The example of Houston is a case in point. In the last 30 years the city has grown by 35 percent, adding over half a million new residents since 1990. In order to meet the growing demand for housing, Houston began building more new residences than anywhere else in the country. Rapid, unchecked development paved over many of the area’s wetlands and prairies, which would otherwise provide drainage and act as “sponges” to soak up some of the floodwaters and help mitigate storm damage. By eliminating natural flood barriers (and in some cases even constructing neighborhoods in FEMA-designated floodplains), Houston inadvertently built itself into a perfect flood.

In the event of any natural disaster it is crucially important to be able to locate people and coordinate aid efforts. Unfortunately, hurricanes often destroy the communications infrastructure that makes these efforts possible. Harvey knocked out out 95 percent of cell sites in Aransas County, Texas, where it first touched down. In Puerto Rico, the one-two punch of Irma and Maria left 91 percent of the island without cell coverage. Family members in the mainland United States were unable to make contact with their loved ones in Puerto Rico for weeks after the storm.

The United Nations Office for disaster Risk Reduction has developed a metric against which cities can measure their resilience to disasters ranging from floods and hurricanes to climate change and social unrest. It’s a helpful rubric, but it also shows just how difficult it is for places already battered by disaster to recover. Faced with the immediate task of rebuilding damaged property, they are unable to mount the financial and logistical resources needed to make infrastructure repairs that could help prevent future damage. It’s easy to see how communities affected by hurricanes can get caught in a loop, reacting to the most recent disaster instead of preparing for the storms to come.

While building more resilient infrastructure is possible, the scale and complexity of the problem is certainly daunting.

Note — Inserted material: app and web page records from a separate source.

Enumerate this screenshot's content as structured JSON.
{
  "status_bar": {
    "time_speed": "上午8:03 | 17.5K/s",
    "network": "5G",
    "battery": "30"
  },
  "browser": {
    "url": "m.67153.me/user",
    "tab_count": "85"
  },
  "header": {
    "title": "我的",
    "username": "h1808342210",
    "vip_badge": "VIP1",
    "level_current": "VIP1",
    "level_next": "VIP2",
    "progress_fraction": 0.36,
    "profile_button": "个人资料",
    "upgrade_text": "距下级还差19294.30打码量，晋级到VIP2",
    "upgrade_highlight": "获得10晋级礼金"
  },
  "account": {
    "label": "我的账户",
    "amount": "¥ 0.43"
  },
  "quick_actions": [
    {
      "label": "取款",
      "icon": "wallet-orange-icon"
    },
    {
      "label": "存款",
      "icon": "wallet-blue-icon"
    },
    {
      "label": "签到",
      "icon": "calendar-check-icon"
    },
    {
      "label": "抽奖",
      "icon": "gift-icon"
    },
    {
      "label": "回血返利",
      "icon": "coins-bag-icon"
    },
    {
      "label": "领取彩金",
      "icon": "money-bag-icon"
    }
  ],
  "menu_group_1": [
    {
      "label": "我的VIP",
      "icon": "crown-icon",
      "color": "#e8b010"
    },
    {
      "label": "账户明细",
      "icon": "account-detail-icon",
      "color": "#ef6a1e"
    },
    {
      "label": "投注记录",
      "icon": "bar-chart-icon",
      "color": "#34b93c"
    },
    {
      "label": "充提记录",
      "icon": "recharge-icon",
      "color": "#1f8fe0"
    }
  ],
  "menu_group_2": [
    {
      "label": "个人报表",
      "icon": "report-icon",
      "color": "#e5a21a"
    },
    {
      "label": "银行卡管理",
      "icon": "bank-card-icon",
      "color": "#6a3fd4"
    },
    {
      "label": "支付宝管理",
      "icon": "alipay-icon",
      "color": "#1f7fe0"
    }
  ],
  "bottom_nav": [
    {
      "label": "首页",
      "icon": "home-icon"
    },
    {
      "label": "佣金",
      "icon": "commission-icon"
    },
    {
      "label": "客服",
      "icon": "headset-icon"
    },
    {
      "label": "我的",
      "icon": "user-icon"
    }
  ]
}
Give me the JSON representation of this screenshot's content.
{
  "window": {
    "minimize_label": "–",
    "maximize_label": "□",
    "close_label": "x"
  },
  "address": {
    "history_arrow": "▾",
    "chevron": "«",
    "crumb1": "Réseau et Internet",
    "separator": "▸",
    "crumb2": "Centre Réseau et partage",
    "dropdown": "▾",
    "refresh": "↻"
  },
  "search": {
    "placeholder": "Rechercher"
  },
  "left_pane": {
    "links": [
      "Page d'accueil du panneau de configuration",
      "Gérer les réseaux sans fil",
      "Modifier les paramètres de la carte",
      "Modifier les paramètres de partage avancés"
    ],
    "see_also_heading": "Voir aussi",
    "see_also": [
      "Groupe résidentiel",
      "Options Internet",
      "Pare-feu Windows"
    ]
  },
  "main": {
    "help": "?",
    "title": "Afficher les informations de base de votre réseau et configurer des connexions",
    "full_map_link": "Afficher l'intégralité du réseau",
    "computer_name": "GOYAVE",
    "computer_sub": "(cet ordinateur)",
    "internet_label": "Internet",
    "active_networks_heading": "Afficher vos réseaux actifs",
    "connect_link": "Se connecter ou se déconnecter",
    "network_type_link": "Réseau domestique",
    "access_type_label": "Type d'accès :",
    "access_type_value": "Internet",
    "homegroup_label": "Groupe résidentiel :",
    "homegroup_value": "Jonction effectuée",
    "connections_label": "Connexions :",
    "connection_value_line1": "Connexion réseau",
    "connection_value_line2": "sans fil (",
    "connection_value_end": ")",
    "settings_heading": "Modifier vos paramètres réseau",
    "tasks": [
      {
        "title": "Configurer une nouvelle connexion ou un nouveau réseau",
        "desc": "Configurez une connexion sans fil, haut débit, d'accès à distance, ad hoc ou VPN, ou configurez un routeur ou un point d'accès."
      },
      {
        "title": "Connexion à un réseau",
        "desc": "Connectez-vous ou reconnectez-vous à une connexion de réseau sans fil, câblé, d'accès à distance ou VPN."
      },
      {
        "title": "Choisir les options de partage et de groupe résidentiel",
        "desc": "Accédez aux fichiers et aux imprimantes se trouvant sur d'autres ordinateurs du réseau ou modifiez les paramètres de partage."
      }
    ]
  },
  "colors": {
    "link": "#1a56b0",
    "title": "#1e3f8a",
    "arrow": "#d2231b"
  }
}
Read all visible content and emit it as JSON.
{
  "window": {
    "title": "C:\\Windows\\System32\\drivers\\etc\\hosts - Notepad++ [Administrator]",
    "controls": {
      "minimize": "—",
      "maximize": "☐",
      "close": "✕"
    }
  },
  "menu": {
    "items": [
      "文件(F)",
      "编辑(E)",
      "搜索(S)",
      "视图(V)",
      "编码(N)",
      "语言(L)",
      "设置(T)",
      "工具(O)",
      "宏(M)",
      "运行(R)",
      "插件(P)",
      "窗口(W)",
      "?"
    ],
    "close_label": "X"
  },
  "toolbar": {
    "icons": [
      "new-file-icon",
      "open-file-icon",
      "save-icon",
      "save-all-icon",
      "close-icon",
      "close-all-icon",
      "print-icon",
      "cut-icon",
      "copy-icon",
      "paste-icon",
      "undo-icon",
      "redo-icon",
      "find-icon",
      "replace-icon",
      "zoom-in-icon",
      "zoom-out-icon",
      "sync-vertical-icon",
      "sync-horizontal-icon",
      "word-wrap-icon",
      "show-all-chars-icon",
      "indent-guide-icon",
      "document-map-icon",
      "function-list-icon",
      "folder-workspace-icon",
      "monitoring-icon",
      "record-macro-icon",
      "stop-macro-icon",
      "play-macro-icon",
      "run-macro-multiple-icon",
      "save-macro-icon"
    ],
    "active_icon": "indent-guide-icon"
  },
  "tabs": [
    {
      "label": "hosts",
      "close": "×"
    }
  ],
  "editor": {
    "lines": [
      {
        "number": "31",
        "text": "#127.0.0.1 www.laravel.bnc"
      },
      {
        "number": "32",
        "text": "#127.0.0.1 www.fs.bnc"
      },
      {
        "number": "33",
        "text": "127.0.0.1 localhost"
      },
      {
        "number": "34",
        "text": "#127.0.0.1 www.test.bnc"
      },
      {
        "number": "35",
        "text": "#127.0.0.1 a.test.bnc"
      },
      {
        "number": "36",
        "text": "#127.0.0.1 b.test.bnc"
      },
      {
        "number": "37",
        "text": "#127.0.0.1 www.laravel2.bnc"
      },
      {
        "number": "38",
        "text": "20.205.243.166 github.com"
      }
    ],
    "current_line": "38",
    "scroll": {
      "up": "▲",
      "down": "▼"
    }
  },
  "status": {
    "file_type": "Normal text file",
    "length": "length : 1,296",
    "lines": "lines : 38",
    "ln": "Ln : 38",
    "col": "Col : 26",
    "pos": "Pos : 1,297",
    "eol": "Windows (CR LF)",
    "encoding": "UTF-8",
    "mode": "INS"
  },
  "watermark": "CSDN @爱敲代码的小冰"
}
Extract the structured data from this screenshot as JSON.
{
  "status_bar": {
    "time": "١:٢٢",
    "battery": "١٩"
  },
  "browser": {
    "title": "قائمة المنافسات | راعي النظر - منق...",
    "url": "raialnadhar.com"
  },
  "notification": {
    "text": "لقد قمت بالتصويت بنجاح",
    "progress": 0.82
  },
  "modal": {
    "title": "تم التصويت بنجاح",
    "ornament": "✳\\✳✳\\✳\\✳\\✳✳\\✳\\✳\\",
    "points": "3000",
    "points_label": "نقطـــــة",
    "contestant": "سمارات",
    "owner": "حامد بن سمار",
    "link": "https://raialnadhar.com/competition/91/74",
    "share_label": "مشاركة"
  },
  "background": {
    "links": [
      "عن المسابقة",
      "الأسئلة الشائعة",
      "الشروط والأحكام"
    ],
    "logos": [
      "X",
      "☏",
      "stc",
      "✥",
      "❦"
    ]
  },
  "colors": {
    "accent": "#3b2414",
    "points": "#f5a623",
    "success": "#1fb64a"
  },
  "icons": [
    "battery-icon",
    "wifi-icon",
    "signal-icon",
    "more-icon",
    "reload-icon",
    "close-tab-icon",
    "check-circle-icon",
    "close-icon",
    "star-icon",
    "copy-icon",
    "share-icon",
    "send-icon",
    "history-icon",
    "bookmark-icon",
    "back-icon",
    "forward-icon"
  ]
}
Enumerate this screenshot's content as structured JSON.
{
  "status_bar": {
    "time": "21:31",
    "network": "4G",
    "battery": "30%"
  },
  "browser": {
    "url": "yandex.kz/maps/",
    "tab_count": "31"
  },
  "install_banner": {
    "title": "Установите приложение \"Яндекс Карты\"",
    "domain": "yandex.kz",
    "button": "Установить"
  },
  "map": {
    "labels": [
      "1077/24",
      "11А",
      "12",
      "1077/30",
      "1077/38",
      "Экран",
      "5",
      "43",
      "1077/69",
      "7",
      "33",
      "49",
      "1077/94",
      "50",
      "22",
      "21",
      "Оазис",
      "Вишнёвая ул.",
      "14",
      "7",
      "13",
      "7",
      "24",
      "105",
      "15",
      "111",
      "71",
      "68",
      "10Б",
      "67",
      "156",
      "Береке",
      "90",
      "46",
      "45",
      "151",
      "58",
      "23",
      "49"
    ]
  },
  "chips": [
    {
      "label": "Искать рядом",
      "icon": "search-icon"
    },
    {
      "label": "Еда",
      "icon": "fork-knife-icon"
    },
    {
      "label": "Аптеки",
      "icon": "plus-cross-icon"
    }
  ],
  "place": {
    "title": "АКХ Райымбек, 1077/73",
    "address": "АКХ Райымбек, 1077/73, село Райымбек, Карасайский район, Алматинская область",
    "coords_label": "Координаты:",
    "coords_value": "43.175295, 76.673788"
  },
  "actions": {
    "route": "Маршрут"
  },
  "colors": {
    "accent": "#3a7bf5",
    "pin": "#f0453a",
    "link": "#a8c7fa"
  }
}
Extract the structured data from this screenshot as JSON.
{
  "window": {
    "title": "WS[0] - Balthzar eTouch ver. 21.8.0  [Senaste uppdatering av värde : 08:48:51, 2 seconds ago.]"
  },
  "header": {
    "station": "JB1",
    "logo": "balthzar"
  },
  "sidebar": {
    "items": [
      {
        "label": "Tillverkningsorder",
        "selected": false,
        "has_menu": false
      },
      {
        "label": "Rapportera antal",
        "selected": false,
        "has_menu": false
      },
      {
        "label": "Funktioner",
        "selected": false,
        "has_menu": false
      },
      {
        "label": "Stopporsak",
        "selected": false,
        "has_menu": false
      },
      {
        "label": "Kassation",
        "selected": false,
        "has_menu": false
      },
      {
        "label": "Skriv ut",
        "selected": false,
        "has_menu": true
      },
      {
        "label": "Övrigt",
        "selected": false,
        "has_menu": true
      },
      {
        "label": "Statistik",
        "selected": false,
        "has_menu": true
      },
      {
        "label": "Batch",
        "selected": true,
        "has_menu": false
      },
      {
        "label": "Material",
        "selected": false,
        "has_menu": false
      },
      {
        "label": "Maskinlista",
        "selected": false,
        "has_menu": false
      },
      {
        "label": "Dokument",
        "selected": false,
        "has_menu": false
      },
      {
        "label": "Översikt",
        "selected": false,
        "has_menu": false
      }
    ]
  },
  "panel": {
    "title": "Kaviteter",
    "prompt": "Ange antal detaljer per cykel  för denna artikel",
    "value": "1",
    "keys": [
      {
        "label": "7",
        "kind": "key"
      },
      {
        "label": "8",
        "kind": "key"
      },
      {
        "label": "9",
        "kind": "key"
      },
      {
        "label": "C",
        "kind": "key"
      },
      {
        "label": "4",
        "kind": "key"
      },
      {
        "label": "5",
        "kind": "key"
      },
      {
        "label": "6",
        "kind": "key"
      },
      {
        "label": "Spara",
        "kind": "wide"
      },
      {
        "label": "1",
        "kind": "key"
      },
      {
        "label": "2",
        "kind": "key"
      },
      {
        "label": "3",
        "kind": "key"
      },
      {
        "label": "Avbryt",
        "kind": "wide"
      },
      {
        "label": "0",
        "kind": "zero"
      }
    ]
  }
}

It would be difficult for a single agency solving the whole thing, but resiliency can come in many forms — from innovative new ideas in municipal development policy to community initiatives to build bioswales in local neighborhoods. It might take the resources of a large organization to harden the electricity grid or keep communications networks up during a disaster, but new technologies can help communities generate their own power or build people-powered networks.

Hurricane season officially begins the first day of June.

Comments